Having been at Carnegie Mellon University for more than 13 years, Shernell has initiated and implemented countless programs throughout her tenure. Let’s learn more about Shernell!
How did you come to join CMU?
I came to CMU to work in what is now the Student Life office. I was the first Housefellow for the first-year community of Stever House (it was called New House at the time). I also worked as the coordinator for community service and service-learning initiatives.
Why are the communities in the Intersection so awesome?
The part of campus known as the Intersection is what I like to call a “neighborhood of communities.” It features a number of vibrant and diverse housing communities and apartment styles that meet the ever-evolving needs of our upper-class residents. The Intersection is unique because it’s the only residential area of campus that features five different housing communities with the bonus of a cohesive lived experience. This is why we consider this part of campus a “neighborhood” of experiences.
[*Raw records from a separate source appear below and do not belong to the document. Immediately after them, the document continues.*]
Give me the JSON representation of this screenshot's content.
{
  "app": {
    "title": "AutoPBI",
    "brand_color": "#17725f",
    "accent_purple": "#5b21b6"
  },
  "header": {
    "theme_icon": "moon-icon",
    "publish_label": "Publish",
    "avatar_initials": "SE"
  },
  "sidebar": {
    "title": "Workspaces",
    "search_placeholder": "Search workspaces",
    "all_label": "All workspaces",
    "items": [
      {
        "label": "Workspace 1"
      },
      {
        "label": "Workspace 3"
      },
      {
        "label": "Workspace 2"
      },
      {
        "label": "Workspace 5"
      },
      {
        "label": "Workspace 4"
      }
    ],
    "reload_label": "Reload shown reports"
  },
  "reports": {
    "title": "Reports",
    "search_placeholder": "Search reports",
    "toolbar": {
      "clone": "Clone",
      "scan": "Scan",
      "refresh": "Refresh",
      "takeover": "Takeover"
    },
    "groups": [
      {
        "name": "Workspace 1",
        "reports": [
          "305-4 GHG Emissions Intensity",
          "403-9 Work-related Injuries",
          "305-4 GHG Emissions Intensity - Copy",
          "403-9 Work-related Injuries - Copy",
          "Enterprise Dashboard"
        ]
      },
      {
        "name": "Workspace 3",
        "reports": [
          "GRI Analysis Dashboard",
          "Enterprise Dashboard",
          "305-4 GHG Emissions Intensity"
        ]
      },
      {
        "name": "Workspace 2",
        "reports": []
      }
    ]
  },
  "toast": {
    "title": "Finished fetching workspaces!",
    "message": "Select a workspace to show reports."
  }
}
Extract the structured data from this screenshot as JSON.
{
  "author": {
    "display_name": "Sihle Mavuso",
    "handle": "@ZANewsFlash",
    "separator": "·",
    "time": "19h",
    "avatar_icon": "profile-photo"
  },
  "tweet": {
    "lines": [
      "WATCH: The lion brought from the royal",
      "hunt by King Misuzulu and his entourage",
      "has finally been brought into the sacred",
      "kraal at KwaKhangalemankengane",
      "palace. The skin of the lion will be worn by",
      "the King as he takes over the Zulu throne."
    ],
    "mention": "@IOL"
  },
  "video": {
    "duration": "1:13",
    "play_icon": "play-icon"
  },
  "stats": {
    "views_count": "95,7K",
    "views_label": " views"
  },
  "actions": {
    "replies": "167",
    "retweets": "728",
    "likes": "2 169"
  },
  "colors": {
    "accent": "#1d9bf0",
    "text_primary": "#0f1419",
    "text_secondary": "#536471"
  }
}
What is an important life lesson you have learned from a student or students?
Two quotes come to mind for me:
“Learning is a life-long endeavor that should be filled with new passions, new curiosities, and new challenges that search for new meanings and tap into new possibilities.”
“Meaningful engagement is at the heart of diversity.”
Outside of work, what are your hobbies/interests? What are you passionate about?
I am heavily involved in social activism though the Thomas Merton Center, the Urban League, and the Pennsylvania Women’s Work. I am also passionate about sustainability and environmental issues, jazz music, cultural and Broadway shows, and gardening. Trying out new recipes is always fun, too.
All-time favorite book: To Kill a Mocking Bird by Harper Lee
It is also one of my favorite classic movies. I am a huge fanatic when it comes to black and white cinematography.
If you could have dinner with anyone in the world, dead or alive, who would it be and why?
I would want to have dinner with Maya Angelou. She was a refined culturalist and feminist. A phenomenal woman, indeed. She understood the power of words to empower social change and personal enrichment. Two of my favorite quotes from her are:
“One isn’t necessarily born with courage, but one is born with potential. Without courage, we cannot practice any other virtue with consistency. We can’t be kind, true, merciful, generous, or honest.”
“I’ve learned that people will forget what you said, people will forget what you did, but people will never forget how you made them feel.”
You get to eat a meal where fat, calories, sodium, and cholesterol get completely wiped off the books. What would be your food of choice for this very special (and sadly impossible) meal?
There is nothing like my love of seafood and the improvisation of jazz music. So my meal of choice would be a steaming bowl of seafood jambalaya with a side of buttery cornbread. And, as always, the Louisiana hot sauce provides an extra special kick while Miles Davis, John Coltrane, or even Harry Connick Jr. plays the background music!